Your instructions: Copy all records precisely, apart from the pictures.

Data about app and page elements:

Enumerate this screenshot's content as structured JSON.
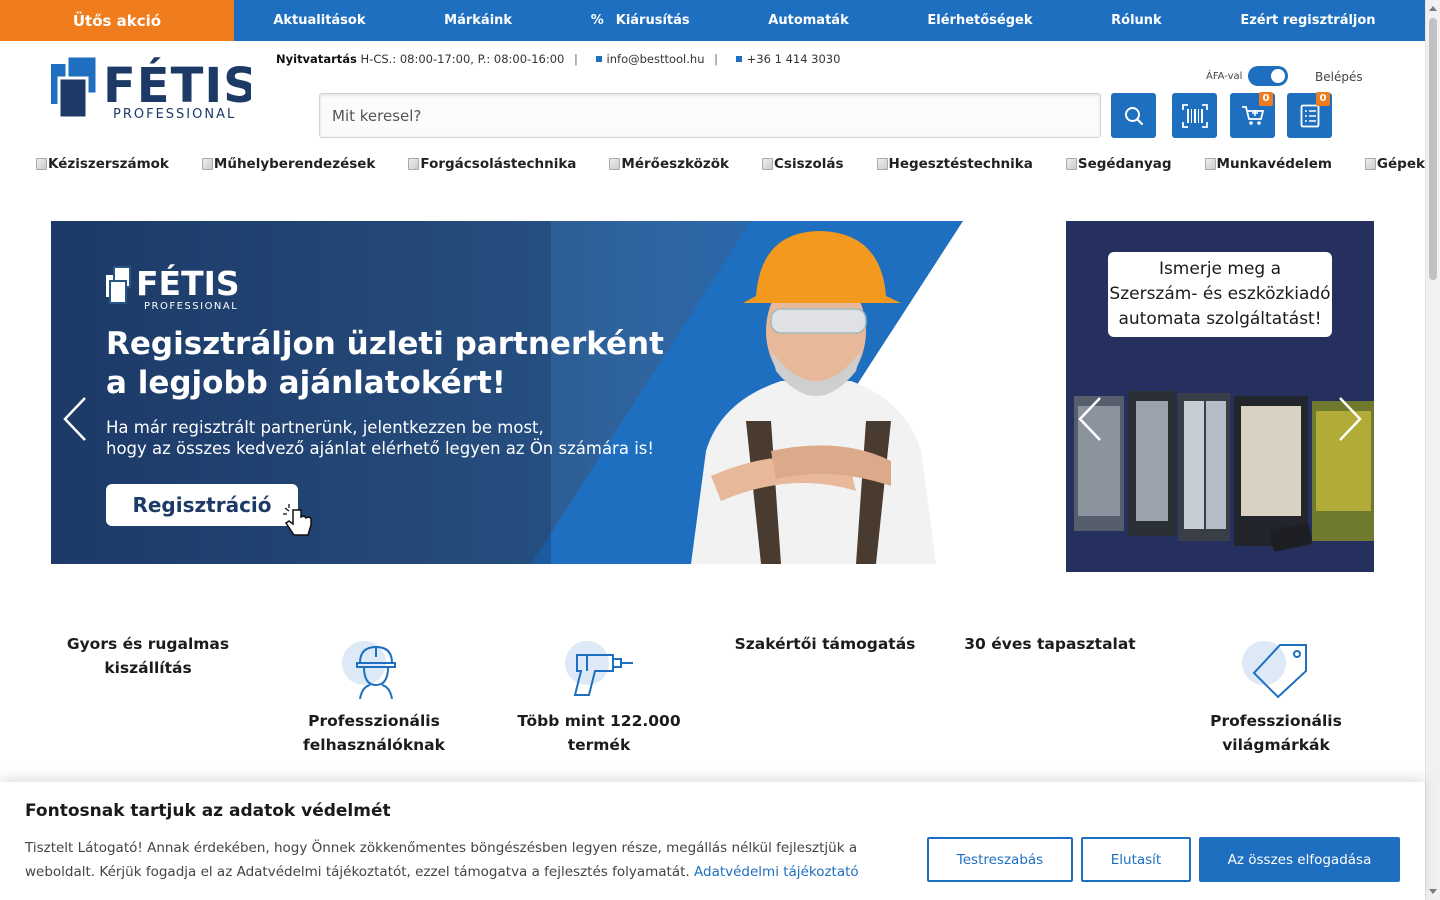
{
  "topbar": {
    "promo": "Ütős akció",
    "nav": [
      "Aktualitások",
      "Márkáink",
      "Kiárusítás",
      "Automaták",
      "Elérhetőségek",
      "Rólunk",
      "Ezért regisztráljon"
    ],
    "sale_prefix": "%"
  },
  "header": {
    "logo_text": "FÉTIS",
    "logo_sub": "PROFESSIONAL",
    "opening_label": "Nyitvatartás",
    "opening_hours": "H-CS.: 08:00-17:00, P.: 08:00-16:00",
    "email": "info@besttool.hu",
    "phone": "+36 1 414 3030",
    "vat_label": "ÁFA-val",
    "login": "Belépés",
    "search_placeholder": "Mit keresel?",
    "cart_count": "0",
    "list_count": "0"
  },
  "categories": [
    "Kéziszerszámok",
    "Műhelyberendezések",
    "Forgácsolástechnika",
    "Mérőeszközök",
    "Csiszolás",
    "Hegesztéstechnika",
    "Segédanyag",
    "Munkavédelem",
    "Gépek"
  ],
  "banner": {
    "logo_text": "FÉTIS",
    "logo_sub": "PROFESSIONAL",
    "headline_1": "Regisztráljon üzleti partnerként",
    "headline_2": "a legjobb ajánlatokért!",
    "body_1": "Ha már regisztrált partnerünk, jelentkezzen be most,",
    "body_2": "hogy az összes kedvező ajánlat elérhető legyen az Ön számára is!",
    "button": "Regisztráció"
  },
  "side_banner": {
    "line_1": "Ismerje meg a",
    "line_2": "Szerszám- és eszközkiadó",
    "line_3": "automata szolgáltatást!"
  },
  "features": [
    "Gyors és rugalmas kiszállítás",
    "Professzionális felhasználóknak",
    "Több mint 122.000 termék",
    "Szakértői támogatás",
    "30 éves tapasztalat",
    "Professzionális világmárkák"
  ],
  "cookie": {
    "title": "Fontosnak tartjuk az adatok védelmét",
    "text": "Tisztelt Látogató! Annak érdekében, hogy Önnek zökkenőmentes böngészésben legyen része, megállás nélkül fejlesztjük a weboldalt.  Kérjük fogadja el az Adatvédelmi tájékoztatót, ezzel támogatva a fejlesztés folyamatát.",
    "link": "Adatvédelmi tájékoztató",
    "customize": "Testreszabás",
    "reject": "Elutasít",
    "accept_all": "Az összes elfogadása"
  },
  "colors": {
    "brand_blue": "#1e6fc0",
    "accent_orange": "#ef7c1d",
    "navy": "#25305f"
  },
  "icons": {
    "search": "search-icon",
    "barcode": "barcode-icon",
    "cart": "cart-icon",
    "list": "list-icon"
  }
}
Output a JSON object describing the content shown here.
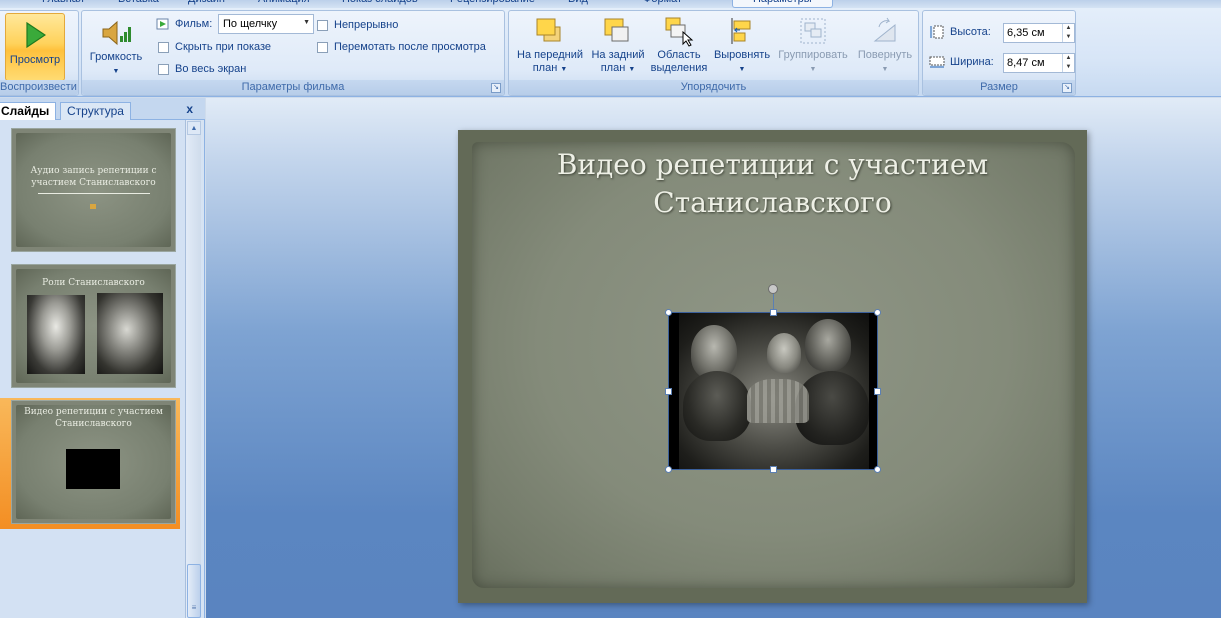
{
  "tabs": [
    {
      "label": "Главная"
    },
    {
      "label": "Вставка"
    },
    {
      "label": "Дизайн"
    },
    {
      "label": "Анимация"
    },
    {
      "label": "Показ слайдов"
    },
    {
      "label": "Рецензирование"
    },
    {
      "label": "Вид"
    },
    {
      "label": "Формат"
    },
    {
      "label": "Параметры"
    }
  ],
  "ribbon": {
    "playback": {
      "preview_label": "Просмотр",
      "group_label": "Воспроизвести"
    },
    "movie_options": {
      "volume_label": "Громкость",
      "movie_label": "Фильм:",
      "movie_select_value": "По щелчку",
      "hide_label": "Скрыть при показе",
      "fullscreen_label": "Во весь экран",
      "loop_label": "Непрерывно",
      "rewind_label": "Перемотать после просмотра",
      "group_label": "Параметры фильма"
    },
    "arrange": {
      "front_line1": "На передний",
      "front_line2": "план",
      "back_line1": "На задний",
      "back_line2": "план",
      "selection_line1": "Область",
      "selection_line2": "выделения",
      "align_label": "Выровнять",
      "group_btn_label": "Группировать",
      "rotate_label": "Повернуть",
      "group_label": "Упорядочить"
    },
    "size": {
      "height_label": "Высота:",
      "height_value": "6,35 см",
      "width_label": "Ширина:",
      "width_value": "8,47 см",
      "group_label": "Размер"
    }
  },
  "panel": {
    "tab_slides": "Слайды",
    "tab_outline": "Структура",
    "close_glyph": "x",
    "slides": [
      {
        "number": "",
        "title": "Аудио запись репетиции с участием Станиславского"
      },
      {
        "number": "",
        "title": "Роли Станиславского"
      },
      {
        "number": "",
        "title": "Видео репетиции с участием Станиславского"
      }
    ]
  },
  "slide": {
    "title": "Видео репетиции с участием Станиславского"
  }
}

Written reply:
Enumerate this screenshot's content as structured JSON.
{
  "topbar": {
    "promo": "Ütős akció",
    "nav": [
      "Aktualitások",
      "Márkáink",
      "Kiárusítás",
      "Automaták",
      "Elérhetőségek",
      "Rólunk",
      "Ezért regisztráljon"
    ],
    "sale_prefix": "%"
  },
  "header": {
    "logo_text": "FÉTIS",
    "logo_sub": "PROFESSIONAL",
    "opening_label": "Nyitvatartás",
    "opening_hours": "H-CS.: 08:00-17:00, P.: 08:00-16:00",
    "email": "info@besttool.hu",
    "phone": "+36 1 414 3030",
    "vat_label": "ÁFA-val",
    "login": "Belépés",
    "search_placeholder": "Mit keresel?",
    "cart_count": "0",
    "list_count": "0"
  },
  "categories": [
    "Kéziszerszámok",
    "Műhelyberendezések",
    "Forgácsolástechnika",
    "Mérőeszközök",
    "Csiszolás",
    "Hegesztéstechnika",
    "Segédanyag",
    "Munkavédelem",
    "Gépek"
  ],
  "banner": {
    "logo_text": "FÉTIS",
    "logo_sub": "PROFESSIONAL",
    "headline_1": "Regisztráljon üzleti partnerként",
    "headline_2": "a legjobb ajánlatokért!",
    "body_1": "Ha már regisztrált partnerünk, jelentkezzen be most,",
    "body_2": "hogy az összes kedvező ajánlat elérhető legyen az Ön számára is!",
    "button": "Regisztráció"
  },
  "side_banner": {
    "line_1": "Ismerje meg a",
    "line_2": "Szerszám- és eszközkiadó",
    "line_3": "automata szolgáltatást!"
  },
  "features": [
    "Gyors és rugalmas kiszállítás",
    "Professzionális felhasználóknak",
    "Több mint 122.000 termék",
    "Szakértői támogatás",
    "30 éves tapasztalat",
    "Professzionális világmárkák"
  ],
  "cookie": {
    "title": "Fontosnak tartjuk az adatok védelmét",
    "text": "Tisztelt Látogató! Annak érdekében, hogy Önnek zökkenőmentes böngészésben legyen része, megállás nélkül fejlesztjük a weboldalt.  Kérjük fogadja el az Adatvédelmi tájékoztatót, ezzel támogatva a fejlesztés folyamatát.",
    "link": "Adatvédelmi tájékoztató",
    "customize": "Testreszabás",
    "reject": "Elutasít",
    "accept_all": "Az összes elfogadása"
  },
  "colors": {
    "brand_blue": "#1e6fc0",
    "accent_orange": "#ef7c1d",
    "navy": "#25305f"
  },
  "icons": {
    "search": "search-icon",
    "barcode": "barcode-icon",
    "cart": "cart-icon",
    "list": "list-icon"
  }
}
Output a JSON object describing the content shown here.
{
  "tabs": [
    {
      "label": "Главная"
    },
    {
      "label": "Вставка"
    },
    {
      "label": "Дизайн"
    },
    {
      "label": "Анимация"
    },
    {
      "label": "Показ слайдов"
    },
    {
      "label": "Рецензирование"
    },
    {
      "label": "Вид"
    },
    {
      "label": "Формат"
    },
    {
      "label": "Параметры"
    }
  ],
  "ribbon": {
    "playback": {
      "preview_label": "Просмотр",
      "group_label": "Воспроизвести"
    },
    "movie_options": {
      "volume_label": "Громкость",
      "movie_label": "Фильм:",
      "movie_select_value": "По щелчку",
      "hide_label": "Скрыть при показе",
      "fullscreen_label": "Во весь экран",
      "loop_label": "Непрерывно",
      "rewind_label": "Перемотать после просмотра",
      "group_label": "Параметры фильма"
    },
    "arrange": {
      "front_line1": "На передний",
      "front_line2": "план",
      "back_line1": "На задний",
      "back_line2": "план",
      "selection_line1": "Область",
      "selection_line2": "выделения",
      "align_label": "Выровнять",
      "group_btn_label": "Группировать",
      "rotate_label": "Повернуть",
      "group_label": "Упорядочить"
    },
    "size": {
      "height_label": "Высота:",
      "height_value": "6,35 см",
      "width_label": "Ширина:",
      "width_value": "8,47 см",
      "group_label": "Размер"
    }
  },
  "panel": {
    "tab_slides": "Слайды",
    "tab_outline": "Структура",
    "close_glyph": "x",
    "slides": [
      {
        "number": "",
        "title": "Аудио запись репетиции с участием Станиславского"
      },
      {
        "number": "",
        "title": "Роли Станиславского"
      },
      {
        "number": "",
        "title": "Видео репетиции с участием Станиславского"
      }
    ]
  },
  "slide": {
    "title": "Видео репетиции с участием Станиславского"
  }
}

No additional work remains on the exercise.